Satellite-tagged Newell’s shearwaters to shed light on off-island activities
LIHUE — Nine Newell’s shearwater chicks are helping fill in the blanks about what happens after the fledglings leave the island to cruise the Pacific Ocean.
The fledglings from the mountains of Upper Limahuli on Kauai’s North Shore emerged from burrows monitored by Kauai Endangered Seabird Recovery Project (KESRP) and Save Our Shearwaters and were tagged over the past few weeks to be part of a project that started in 2014.
The U.S. Geological Survey also helped initiate the project in 2014, and the goal is twofold: To check on the condition of downed seabirds and to gain more information on fledgling flight patterns. In total, 50 birds will be tagged in the project.
“The idea is to find out what happens to the fallout shearwater chicks once they have been released and head out to sea,” said Andre Raine of KESRP.
Raine continued: “The last we see of them is a dark speck heading out over the open waters in the distance — the satellite tags allow us to see what happens next.”
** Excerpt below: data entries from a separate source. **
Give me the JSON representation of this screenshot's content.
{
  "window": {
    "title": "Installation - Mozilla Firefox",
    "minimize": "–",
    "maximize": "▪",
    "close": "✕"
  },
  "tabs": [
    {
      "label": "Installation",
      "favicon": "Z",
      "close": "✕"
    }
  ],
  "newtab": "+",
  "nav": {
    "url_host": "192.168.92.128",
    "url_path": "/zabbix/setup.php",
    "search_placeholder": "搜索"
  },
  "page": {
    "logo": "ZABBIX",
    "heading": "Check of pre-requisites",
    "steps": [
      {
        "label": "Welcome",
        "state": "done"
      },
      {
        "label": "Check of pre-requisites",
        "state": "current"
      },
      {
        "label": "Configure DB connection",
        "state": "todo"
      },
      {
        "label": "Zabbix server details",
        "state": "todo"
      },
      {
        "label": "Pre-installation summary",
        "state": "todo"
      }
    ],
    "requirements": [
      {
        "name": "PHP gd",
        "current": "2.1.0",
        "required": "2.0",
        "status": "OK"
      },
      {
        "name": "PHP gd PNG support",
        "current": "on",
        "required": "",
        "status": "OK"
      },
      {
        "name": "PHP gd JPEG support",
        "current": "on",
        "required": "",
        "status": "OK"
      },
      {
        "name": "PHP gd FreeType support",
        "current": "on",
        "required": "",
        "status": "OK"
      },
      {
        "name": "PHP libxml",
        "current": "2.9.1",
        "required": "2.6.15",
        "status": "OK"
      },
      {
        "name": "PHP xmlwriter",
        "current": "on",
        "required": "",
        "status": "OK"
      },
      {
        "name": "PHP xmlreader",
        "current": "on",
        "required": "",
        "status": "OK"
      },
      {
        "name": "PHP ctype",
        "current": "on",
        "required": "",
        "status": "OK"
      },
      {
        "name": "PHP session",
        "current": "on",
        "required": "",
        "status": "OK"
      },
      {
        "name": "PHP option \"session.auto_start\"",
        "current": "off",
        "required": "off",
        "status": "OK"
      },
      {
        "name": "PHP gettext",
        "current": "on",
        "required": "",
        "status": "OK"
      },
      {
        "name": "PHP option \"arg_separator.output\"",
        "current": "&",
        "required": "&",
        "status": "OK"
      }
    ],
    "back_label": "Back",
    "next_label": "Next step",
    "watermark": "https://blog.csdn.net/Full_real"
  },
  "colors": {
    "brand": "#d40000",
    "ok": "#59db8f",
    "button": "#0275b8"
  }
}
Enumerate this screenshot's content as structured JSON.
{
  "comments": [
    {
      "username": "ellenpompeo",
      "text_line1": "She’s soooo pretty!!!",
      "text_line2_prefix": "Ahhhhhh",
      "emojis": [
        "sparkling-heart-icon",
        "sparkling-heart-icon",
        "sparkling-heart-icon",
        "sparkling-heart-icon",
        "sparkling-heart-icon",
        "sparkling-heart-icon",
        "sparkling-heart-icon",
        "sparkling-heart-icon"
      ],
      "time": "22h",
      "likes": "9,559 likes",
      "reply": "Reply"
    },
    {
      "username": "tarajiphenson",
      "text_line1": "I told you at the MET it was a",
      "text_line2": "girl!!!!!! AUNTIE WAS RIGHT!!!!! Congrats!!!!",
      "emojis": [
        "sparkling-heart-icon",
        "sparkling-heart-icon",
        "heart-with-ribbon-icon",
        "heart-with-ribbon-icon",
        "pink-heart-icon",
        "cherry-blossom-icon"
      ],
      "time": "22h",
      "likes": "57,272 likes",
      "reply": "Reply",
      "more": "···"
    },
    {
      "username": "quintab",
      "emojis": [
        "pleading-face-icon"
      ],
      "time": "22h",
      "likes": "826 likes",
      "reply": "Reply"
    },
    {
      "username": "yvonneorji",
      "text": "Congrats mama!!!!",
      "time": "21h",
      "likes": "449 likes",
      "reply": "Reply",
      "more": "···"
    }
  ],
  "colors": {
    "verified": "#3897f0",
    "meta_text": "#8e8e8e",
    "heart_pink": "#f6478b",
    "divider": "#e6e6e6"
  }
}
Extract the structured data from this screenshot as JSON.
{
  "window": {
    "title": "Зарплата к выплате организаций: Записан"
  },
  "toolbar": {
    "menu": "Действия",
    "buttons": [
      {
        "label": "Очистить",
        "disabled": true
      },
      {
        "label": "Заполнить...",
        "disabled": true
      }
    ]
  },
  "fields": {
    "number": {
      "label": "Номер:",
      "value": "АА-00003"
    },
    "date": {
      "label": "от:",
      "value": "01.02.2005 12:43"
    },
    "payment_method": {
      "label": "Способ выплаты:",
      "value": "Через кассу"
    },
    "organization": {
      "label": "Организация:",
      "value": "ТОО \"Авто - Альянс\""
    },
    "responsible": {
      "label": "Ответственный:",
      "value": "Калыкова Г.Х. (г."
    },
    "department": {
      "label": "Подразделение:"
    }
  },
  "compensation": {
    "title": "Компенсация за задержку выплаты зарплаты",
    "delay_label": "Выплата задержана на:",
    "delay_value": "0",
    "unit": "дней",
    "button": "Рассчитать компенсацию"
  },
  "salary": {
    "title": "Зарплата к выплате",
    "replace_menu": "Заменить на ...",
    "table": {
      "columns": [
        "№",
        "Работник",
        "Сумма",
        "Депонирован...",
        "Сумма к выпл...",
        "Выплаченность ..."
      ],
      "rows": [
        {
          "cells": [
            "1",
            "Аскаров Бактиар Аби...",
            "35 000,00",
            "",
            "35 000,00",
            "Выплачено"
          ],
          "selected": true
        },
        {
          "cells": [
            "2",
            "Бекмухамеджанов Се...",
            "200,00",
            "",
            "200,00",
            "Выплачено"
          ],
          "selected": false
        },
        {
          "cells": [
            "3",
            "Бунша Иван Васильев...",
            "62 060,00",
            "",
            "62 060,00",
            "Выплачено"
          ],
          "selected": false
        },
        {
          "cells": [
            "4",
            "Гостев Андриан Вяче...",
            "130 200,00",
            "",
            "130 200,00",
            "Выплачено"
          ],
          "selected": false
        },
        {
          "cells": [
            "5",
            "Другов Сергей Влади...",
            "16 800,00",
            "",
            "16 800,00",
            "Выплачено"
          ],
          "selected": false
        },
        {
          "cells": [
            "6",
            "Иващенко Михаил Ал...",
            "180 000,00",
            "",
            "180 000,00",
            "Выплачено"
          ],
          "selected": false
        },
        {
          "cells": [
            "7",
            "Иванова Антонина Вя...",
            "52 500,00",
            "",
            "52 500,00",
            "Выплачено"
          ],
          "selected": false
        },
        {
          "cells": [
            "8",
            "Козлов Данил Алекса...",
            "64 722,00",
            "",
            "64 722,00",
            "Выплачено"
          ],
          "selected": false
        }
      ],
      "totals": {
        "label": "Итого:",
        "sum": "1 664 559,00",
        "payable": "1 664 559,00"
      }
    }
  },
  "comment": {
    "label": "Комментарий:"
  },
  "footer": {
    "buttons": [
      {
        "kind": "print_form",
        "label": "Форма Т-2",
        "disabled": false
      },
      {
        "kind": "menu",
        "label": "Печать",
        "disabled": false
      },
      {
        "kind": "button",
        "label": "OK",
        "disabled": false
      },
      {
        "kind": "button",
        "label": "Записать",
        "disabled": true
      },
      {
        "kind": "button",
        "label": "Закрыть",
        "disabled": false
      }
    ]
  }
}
These seabirds are born in the mountains and use the moon to navigate from their birth colony out to sea once they’ve fledged, or developed wings large enough for flight.
They flap their wings outside their burrows and once they’re airborne, the young seabirds — shearwaters and also Hawaiian petrels — use natural light like starlight and moonlight to find their way out to sea.
Artificial lighting attracts the seabirds, so they circle until they fall to the ground, known as “fallout.” From Sept. 15 through Dec. 15 is “fallout season” on Kauai.
That affects some aspects of island life, pushing some football games into afternoons so stadium lights don’t cause fallout, and changing the schedule of roadwork.
Recently, the Hawaii Department of Transportation has had workers trimming trees along Kuhio Highway in the Wailua area, causing slow-downs in morning traffic. The work would be usually be done at night, but DOT alters the schedule during fledging season.
Newell’s shearwaters are endangered and Hawaiian petrels are classified as vulnerable with populations decreasing, and efforts on Kauai to protect the seabirds are layered.
There are ongoing projects by Kauai Island Utility Cooperative to lessen collisions between the birds and power lines, predator control efforts in and around colonies, and a predator-proof nesting area established at Nihoku on the North Shore for the birds.
While KESRP and partners are working to create a safer island for the birds to nest and fledge on, the tagging project will ideally provide information on what happens to them when they’re off-island.
“We want to see how these rehabilitated birds fare compared to birds that have not been attracted and grounded by light pollution, as light attraction is a huge problem for Newell’s shearwater on Kauai,” Raine said.
He continued: “So far our tagged birds have flown thousands of kilometers to the south-west of Kauai — an amazing feat when one considers that this is the first time they have ever flown, having grown up in the dark confines of their mountain burrows.”
Jessica Else, environment reporter, can be reached at 245-0452 or firstname.lastname@example.org.
KESRP. If your so concern of saving these shearwaters and saving them from harm. Then , “why do you tag these birds on their backs and not the usual tags around the leg?” These birds were born without those painful tags on their body.
Seems like a double standard thing here!